* Your objective *
The word "Multiple" occurs in some of the lines below; copy each of those lines.

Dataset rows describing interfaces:
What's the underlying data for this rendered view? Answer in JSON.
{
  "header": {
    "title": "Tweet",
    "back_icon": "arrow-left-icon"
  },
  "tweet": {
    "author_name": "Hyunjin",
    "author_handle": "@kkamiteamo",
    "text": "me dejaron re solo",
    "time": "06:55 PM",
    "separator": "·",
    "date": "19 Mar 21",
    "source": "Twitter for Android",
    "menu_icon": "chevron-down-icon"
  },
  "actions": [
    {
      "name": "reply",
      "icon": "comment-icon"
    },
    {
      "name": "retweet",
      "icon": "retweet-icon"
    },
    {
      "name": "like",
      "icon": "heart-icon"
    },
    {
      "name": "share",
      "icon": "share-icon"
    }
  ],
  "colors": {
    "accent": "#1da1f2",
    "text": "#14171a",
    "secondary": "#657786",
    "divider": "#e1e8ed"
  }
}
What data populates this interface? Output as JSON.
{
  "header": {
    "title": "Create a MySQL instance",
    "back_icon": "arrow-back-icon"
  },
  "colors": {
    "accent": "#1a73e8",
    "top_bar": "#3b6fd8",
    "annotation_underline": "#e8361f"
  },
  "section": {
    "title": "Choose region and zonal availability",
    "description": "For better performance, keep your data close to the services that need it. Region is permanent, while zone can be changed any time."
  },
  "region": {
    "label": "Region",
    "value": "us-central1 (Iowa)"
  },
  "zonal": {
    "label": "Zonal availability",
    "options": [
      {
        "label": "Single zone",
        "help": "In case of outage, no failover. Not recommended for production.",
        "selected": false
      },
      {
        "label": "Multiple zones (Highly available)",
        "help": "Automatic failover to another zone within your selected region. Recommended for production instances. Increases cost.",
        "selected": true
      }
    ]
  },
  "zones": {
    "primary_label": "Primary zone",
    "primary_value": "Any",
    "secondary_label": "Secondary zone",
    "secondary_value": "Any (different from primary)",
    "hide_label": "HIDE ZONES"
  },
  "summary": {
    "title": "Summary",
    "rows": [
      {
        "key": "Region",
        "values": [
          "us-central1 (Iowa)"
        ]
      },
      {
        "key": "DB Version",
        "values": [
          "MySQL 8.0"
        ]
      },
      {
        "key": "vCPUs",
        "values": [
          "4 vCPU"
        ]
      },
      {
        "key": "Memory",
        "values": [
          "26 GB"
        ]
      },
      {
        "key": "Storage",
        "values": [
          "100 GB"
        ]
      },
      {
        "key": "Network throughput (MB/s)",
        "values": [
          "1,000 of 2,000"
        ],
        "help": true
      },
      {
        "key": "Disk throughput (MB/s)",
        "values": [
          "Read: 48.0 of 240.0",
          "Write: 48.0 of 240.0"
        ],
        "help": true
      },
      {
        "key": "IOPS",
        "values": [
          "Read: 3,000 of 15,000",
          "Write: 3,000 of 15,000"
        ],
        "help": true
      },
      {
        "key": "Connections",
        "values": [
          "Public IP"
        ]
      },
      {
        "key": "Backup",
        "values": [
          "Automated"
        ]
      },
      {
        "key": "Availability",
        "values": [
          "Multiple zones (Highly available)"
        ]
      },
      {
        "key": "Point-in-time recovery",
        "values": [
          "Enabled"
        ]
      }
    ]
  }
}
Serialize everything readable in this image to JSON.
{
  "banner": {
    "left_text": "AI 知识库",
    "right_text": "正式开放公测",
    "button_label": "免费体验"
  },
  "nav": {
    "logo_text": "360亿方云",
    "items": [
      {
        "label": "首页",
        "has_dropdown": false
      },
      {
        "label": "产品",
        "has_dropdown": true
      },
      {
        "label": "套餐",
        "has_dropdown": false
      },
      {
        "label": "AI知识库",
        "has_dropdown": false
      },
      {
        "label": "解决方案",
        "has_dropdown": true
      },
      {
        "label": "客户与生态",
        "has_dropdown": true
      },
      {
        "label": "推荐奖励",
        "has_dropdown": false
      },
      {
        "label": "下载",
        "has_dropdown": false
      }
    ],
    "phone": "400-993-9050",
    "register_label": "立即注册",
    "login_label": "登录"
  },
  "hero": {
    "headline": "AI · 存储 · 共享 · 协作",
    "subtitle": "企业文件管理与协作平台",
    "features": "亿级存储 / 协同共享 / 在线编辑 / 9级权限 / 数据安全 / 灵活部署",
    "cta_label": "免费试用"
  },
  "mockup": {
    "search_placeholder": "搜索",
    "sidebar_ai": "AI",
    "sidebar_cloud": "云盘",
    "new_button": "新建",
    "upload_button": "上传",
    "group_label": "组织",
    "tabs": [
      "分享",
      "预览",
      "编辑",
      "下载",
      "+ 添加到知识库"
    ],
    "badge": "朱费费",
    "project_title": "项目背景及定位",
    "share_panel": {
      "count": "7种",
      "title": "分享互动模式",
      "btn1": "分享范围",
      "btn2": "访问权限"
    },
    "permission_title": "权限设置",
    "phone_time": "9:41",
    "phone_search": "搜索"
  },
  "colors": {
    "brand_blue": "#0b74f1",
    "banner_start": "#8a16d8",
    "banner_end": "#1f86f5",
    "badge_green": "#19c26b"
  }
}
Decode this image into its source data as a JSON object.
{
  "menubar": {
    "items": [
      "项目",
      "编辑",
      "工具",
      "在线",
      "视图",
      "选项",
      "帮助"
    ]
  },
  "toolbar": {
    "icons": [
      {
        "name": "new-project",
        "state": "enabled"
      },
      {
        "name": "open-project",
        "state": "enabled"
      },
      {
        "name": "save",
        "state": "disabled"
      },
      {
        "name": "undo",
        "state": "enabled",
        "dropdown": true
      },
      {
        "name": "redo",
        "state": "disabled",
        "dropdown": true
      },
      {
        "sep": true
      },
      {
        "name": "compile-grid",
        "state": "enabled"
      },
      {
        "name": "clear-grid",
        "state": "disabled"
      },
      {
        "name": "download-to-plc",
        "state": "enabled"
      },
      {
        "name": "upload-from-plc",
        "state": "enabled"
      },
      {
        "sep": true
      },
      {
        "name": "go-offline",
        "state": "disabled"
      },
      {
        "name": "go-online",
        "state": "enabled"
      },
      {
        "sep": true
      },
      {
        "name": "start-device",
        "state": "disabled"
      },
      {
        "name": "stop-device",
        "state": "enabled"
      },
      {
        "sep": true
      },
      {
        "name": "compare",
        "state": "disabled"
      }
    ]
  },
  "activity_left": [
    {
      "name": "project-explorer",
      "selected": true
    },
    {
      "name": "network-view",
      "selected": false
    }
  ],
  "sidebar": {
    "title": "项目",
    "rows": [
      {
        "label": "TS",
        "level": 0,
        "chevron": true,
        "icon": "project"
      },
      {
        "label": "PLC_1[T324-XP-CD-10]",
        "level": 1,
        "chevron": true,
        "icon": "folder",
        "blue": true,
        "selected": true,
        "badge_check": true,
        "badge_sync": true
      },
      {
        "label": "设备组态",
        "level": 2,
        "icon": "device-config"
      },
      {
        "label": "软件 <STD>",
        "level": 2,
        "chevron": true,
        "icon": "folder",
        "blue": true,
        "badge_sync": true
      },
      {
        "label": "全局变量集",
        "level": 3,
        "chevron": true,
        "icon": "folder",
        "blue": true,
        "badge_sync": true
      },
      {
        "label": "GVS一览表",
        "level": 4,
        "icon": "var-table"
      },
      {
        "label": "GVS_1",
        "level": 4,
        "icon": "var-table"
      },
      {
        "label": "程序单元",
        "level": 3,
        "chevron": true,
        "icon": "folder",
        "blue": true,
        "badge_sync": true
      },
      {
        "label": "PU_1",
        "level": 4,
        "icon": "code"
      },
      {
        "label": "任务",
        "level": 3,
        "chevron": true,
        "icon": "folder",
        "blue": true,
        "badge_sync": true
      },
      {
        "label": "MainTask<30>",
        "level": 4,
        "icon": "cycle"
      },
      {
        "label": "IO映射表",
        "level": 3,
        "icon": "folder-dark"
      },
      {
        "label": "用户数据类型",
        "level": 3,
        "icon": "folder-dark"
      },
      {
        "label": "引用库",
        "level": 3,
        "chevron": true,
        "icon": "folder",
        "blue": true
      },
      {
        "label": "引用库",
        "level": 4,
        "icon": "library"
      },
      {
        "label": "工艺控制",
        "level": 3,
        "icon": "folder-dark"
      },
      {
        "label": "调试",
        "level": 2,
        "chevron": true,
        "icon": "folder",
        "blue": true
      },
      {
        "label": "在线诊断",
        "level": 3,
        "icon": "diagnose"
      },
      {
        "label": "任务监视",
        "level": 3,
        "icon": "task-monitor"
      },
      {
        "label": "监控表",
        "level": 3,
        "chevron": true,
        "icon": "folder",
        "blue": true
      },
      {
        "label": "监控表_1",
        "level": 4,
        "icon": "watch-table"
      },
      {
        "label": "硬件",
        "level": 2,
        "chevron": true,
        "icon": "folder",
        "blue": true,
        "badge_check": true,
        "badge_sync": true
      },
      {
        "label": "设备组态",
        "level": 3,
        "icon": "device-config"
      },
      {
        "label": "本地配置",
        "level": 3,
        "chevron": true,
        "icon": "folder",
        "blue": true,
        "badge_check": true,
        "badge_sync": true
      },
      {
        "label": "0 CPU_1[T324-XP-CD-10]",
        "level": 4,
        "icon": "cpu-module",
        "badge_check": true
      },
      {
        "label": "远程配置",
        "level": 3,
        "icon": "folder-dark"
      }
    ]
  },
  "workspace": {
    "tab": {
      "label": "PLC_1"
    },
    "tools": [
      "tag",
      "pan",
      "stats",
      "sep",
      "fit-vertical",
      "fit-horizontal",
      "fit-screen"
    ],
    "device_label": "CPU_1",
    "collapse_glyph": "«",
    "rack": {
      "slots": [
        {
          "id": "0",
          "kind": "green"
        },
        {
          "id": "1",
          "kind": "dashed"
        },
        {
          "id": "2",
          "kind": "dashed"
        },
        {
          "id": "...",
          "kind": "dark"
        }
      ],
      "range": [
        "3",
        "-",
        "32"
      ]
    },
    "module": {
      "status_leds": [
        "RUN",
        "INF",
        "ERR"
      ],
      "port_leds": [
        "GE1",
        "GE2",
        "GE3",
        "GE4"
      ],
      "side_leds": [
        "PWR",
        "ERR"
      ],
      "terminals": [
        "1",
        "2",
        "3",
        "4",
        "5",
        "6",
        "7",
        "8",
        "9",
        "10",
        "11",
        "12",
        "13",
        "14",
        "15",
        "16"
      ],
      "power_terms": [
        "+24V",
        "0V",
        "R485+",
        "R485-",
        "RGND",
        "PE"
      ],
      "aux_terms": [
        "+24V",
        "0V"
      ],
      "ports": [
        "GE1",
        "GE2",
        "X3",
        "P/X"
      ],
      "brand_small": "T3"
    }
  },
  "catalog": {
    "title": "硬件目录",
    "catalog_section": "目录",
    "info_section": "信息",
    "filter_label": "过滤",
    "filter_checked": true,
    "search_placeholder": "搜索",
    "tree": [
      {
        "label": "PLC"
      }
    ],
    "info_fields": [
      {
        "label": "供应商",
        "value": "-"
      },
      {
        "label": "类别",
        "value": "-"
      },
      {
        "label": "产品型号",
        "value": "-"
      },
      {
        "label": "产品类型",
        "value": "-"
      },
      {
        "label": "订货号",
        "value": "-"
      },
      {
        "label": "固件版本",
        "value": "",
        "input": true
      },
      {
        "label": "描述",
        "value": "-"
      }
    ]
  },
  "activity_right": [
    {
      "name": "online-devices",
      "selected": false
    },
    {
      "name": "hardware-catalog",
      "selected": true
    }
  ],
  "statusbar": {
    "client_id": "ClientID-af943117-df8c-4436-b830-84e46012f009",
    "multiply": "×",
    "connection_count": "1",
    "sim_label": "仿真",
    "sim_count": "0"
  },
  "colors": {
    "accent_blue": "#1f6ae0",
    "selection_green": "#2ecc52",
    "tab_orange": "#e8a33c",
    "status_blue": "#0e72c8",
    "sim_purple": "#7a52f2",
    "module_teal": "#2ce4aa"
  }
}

* Exercise answer *
        "label": "Multiple zones (Highly available)",
          "Multiple zones (Highly available)"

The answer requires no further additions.